'Madam, are you sure you don't have anything sharp in your hand luggage?'
'No, my husband has a knife but he packed it.'
'Well, we'll just put your bag through for the third time.'
The Security Guard emptied everything out, felt the corners of my grubby bag, and hey presto! Rhys's knife fell out. Just like that.
'Err. . ., but he said he'd packed it in his ruck sack.'
The man examined the knife we'd bought in Mexico last year to peel fruit. He gave me an 'Oh, yeah?' look.
'You know it's an offence to carry a lock knife like this in a public place, don't you?'
'The funny thing is it's not illegal to own one.' He clicked it open. The blade glinted. ''But I'm afraid I'll have to call the police.'
'Yes, but . . .'
So our search for a revolution began... in Gatwick.
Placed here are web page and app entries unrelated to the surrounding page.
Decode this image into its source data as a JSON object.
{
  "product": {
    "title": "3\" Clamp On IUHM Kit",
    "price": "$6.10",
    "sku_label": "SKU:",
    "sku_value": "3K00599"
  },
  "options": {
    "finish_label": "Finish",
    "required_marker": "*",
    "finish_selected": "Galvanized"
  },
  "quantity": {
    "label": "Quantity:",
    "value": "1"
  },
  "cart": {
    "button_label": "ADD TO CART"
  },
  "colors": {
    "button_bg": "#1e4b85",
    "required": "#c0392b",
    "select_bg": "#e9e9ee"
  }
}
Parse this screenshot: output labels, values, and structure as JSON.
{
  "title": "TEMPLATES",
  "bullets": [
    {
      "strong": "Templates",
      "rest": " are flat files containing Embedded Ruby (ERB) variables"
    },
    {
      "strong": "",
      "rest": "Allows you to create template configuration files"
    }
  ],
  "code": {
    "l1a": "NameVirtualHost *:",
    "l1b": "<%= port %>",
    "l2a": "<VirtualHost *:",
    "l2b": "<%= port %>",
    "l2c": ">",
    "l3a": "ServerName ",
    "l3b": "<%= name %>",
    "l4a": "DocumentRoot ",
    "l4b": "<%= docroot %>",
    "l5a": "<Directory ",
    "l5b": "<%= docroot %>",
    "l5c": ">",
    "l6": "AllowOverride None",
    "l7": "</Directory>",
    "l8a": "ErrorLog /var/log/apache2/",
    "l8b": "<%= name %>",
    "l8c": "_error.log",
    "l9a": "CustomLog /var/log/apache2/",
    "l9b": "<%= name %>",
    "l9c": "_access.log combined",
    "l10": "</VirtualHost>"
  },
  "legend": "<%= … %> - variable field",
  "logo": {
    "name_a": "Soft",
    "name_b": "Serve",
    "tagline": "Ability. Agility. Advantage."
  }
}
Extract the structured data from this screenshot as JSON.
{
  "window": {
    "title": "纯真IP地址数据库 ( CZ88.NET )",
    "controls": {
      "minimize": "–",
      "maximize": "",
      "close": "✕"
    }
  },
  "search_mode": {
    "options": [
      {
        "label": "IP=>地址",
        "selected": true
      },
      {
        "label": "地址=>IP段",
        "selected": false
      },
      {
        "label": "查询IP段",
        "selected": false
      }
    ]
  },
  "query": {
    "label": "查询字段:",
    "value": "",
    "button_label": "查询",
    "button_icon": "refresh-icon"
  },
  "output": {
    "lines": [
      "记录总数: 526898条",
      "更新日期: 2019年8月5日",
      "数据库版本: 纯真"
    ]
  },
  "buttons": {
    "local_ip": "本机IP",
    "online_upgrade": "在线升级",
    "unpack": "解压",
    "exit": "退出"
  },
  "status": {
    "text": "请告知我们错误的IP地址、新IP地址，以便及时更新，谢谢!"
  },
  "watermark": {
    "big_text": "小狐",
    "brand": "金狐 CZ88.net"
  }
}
15 hours later at Havana Airport, wondering how we'd manage without our flick knife, we staggered to the bus, our rucksacks on curved backs like endangered turtles, wishing we hadn't brought so much stuff. We noticed with envy soft cases on wheels and purveyed their owners who would be our travel companions. They looked a random bunch of white middle aged to older adventurers with a few exceptions: a young woman with jet eyes and infectious laugh, a blonde Czech woman, a pregnant Brummie couple, and a tall Indian man with presence-possibly gay. Together with our chocolate (his description), basketball net-high Cuban guide, it would seem we would tick all the boxes for a good mix. All that was left was to spend two weeks together to see if it would work.